By refusing to negotiate and firing off angry tweets at both the regime and allies like South Korea, the 45th president seems to be flirting with disaster.
The top UN human rights official has urged Myanmar to end “brutal security operation” against Rohingya in Rakhine state, calling it “a textbook example of ethnic cleansing”.
Zeid Ra’ad al-Hussein, addressing the United Nations Human Rights Council in Geneva on Monday, said that more than 270,000 people had fled to Bangladesh, with more trapped on the border, amid reports of the burning of villages and extrajudicial killings.
“I call on the government to end its current cruel military operation, with accountability for all violations that have occurred, and to reverse the pattern of severe and widespread discrimination against the Rohingya population,” Zeid said.
“The situation seems a textbook example of ethnic cleansing.”
AS ONE OF the most powerful storms ever recorded bore down on the continental United States, with much of Florida under evacuation order, President Donald Trump was focused on a matter of grave urgency.
He gathered his cabinet at Camp David and said there was no time to waste. With Hurricane Irma set to potentially devastate huge swaths of Florida, Georgia, South Carolina, and North Carolina, now was the time, he said, to rush through massive … tax cuts.
Yes, that’s right. He wasn’t focused on getting massive aid to those most affected. He wasn’t focused on massive change to our energy and transit systems to lower greenhouse gas emissions so that Irma-like storms do not become a thrice-annual occurrence. His mind was on massive changes to the tax code — which, despite Trump’s claims that he is driven by a desire to give the middle class relief, would in fact hand corporations the biggest tax cut in decades and the very wealthy a sizable break as well.
As the United States continues to deal with unprecedented floods and hurricanes, a new study has revealed climate change is also driving the mass extinction of parasites that are critical to natural ecosystems, and could add to the planet’s sixth great mass extinction event that’s currently underway. The report in the journal Science Advances warns that about a third of all parasite species could go extinct by 2070 due to human activity. The loss of species of lice, fleas and worms could have profound ripple effects on the environment and might pave the way for new parasites to colonize humans and other animals with disastrous health outcomes. We speak to Colin Carlson, lead author of the report “Parasite biodiversity faces extinction and redistribution in a changing climate.” He’s a Ph.D. candidate in environmental science, policy and management at the University of California, Berkeley.
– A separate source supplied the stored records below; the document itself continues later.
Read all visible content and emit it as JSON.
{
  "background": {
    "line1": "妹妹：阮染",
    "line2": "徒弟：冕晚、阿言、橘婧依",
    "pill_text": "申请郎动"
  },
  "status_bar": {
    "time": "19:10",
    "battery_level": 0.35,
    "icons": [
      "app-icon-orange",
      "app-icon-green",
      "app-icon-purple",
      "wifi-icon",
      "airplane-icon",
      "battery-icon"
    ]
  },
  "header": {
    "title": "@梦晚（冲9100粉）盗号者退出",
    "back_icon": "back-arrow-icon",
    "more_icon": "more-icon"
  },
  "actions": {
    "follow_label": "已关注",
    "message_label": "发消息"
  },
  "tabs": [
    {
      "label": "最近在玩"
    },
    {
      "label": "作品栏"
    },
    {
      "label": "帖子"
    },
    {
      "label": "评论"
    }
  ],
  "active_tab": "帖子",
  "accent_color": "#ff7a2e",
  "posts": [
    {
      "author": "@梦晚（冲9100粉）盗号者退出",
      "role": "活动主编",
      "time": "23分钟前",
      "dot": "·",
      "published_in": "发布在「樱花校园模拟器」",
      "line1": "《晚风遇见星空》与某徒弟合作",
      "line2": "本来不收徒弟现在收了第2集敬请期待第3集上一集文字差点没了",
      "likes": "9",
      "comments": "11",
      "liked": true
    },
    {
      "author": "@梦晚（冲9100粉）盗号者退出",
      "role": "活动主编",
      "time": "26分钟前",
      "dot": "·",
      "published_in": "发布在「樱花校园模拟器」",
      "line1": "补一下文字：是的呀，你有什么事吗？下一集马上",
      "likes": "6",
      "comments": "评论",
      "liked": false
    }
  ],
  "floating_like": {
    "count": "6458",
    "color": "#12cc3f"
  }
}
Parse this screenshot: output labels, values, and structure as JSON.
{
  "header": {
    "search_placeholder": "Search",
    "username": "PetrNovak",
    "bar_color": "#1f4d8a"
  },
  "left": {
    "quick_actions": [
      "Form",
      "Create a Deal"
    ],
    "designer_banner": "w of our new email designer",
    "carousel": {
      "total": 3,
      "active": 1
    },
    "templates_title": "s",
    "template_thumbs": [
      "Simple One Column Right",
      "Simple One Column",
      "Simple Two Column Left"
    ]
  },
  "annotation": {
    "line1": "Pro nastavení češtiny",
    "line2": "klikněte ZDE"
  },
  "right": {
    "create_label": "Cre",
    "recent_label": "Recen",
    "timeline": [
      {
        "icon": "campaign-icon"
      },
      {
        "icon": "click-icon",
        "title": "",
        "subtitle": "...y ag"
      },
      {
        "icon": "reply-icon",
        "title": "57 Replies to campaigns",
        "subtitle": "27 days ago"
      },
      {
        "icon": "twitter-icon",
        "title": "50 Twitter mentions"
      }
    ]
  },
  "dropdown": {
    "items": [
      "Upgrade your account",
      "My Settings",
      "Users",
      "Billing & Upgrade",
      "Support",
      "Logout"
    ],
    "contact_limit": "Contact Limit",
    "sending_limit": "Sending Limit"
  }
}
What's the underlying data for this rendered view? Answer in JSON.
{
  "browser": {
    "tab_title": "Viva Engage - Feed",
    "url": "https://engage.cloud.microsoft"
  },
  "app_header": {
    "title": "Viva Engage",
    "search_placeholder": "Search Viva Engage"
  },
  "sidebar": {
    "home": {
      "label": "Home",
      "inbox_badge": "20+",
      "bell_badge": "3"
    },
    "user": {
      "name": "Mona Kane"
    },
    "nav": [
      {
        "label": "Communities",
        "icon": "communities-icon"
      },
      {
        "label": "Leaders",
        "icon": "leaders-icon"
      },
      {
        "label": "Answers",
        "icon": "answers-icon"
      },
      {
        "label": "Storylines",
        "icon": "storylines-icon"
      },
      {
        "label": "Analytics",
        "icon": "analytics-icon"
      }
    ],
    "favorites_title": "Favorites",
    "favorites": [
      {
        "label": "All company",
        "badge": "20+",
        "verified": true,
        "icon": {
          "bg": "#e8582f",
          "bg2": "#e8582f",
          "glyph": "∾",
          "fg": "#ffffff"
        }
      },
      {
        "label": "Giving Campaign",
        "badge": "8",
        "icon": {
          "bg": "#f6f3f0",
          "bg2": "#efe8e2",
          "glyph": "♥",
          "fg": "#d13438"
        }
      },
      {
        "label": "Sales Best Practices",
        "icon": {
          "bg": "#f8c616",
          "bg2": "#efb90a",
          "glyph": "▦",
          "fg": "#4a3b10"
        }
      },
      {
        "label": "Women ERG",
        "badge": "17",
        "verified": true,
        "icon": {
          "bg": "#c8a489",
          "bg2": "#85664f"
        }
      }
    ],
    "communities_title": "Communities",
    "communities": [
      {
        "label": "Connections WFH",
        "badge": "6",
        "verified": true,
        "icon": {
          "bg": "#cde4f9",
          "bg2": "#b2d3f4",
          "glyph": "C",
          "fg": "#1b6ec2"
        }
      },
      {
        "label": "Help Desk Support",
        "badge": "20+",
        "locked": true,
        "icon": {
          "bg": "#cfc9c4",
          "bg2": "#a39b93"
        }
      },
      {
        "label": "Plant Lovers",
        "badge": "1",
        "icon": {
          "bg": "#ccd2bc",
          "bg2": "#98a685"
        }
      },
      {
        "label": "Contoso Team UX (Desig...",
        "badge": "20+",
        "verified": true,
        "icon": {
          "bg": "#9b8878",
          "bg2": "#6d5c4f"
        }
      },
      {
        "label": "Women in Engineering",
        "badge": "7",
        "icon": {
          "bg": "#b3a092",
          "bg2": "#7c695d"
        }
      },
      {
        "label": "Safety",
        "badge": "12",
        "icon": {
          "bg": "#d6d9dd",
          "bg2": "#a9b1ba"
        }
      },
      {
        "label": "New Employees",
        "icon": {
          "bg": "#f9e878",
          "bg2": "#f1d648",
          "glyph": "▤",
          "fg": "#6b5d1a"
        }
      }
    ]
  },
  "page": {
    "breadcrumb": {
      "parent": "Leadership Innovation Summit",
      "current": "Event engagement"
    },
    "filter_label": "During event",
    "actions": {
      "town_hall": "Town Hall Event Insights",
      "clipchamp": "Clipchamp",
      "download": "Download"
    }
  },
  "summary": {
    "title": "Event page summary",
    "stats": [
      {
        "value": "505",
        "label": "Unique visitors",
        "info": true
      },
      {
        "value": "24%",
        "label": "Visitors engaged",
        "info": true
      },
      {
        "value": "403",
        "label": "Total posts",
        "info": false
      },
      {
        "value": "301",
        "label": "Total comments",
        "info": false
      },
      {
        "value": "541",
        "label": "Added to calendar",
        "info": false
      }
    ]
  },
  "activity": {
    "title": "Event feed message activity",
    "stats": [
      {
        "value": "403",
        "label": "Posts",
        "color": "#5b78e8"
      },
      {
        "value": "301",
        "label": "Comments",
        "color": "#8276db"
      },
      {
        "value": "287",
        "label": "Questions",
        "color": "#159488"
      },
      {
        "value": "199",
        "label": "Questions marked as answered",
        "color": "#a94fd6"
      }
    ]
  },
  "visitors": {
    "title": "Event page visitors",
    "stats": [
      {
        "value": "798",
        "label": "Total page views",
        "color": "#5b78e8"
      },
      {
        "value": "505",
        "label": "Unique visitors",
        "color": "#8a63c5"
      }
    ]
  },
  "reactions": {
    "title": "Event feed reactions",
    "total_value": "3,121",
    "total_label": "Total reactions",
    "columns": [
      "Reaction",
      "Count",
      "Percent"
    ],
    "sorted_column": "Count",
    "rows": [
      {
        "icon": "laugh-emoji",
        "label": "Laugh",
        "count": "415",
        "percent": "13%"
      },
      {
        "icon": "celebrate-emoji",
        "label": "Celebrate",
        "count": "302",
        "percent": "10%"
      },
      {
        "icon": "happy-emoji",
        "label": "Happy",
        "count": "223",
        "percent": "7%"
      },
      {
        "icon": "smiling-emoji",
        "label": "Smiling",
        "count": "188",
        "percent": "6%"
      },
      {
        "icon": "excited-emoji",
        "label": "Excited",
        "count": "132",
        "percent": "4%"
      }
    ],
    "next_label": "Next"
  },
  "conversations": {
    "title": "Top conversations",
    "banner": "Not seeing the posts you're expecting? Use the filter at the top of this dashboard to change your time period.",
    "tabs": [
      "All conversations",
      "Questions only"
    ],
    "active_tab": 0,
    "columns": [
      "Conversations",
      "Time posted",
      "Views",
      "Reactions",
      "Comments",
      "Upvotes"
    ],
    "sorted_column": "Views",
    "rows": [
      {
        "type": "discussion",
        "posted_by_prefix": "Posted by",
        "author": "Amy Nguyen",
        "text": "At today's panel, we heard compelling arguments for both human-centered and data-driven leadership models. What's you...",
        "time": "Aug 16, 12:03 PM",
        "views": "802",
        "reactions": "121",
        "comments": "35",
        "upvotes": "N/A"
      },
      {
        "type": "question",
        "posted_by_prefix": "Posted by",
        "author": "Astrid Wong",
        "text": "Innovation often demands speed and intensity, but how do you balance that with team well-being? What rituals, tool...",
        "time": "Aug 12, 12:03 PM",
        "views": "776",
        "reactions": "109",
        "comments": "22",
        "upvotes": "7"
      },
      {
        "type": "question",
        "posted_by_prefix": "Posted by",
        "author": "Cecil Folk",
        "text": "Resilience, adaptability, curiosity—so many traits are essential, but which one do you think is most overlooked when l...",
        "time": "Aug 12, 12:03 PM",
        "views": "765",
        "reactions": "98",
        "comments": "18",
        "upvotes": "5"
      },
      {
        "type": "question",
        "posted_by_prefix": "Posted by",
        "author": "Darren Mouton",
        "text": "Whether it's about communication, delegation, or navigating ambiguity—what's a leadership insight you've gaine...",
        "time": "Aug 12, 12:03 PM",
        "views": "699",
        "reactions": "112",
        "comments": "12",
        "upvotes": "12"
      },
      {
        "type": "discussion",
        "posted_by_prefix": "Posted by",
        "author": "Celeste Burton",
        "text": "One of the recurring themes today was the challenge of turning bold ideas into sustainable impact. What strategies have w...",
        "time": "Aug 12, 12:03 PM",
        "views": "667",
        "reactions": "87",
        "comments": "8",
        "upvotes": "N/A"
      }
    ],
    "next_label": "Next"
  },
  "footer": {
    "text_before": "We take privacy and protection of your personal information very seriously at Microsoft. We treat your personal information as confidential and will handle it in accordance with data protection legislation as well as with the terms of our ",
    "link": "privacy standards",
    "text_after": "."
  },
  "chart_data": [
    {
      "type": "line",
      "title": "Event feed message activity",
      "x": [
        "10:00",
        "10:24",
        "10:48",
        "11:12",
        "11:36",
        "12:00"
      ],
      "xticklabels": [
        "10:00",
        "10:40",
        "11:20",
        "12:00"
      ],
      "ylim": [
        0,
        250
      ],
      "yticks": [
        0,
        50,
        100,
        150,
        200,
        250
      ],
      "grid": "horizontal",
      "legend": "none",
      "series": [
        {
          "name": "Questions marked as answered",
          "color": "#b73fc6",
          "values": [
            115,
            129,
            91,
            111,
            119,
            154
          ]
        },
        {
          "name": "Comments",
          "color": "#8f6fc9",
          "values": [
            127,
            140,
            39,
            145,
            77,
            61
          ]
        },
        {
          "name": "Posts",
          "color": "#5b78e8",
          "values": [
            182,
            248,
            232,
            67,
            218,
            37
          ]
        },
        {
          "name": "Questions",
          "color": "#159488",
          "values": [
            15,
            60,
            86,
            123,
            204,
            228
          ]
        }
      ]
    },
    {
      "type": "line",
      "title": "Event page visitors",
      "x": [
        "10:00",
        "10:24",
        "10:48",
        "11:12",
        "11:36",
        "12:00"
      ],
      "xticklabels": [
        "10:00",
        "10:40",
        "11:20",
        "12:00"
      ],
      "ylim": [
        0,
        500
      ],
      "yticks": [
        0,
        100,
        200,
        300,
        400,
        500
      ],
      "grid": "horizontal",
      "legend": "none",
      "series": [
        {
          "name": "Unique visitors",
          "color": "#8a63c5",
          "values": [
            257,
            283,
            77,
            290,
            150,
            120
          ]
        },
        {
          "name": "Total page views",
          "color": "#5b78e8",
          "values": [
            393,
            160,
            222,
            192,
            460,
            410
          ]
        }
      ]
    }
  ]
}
In 2011, Business Insider included him in a roundup titled “16 of the Smartest Children in History,” alongside Mozart and Picasso. At the time, he was 15 years old. He is now 21.
Florida began the colossal task of cleaning up after Hurricane Irma on Monday as the remnants of the most powerful storm in Atlantic history limped north into Georgia and a demise over land.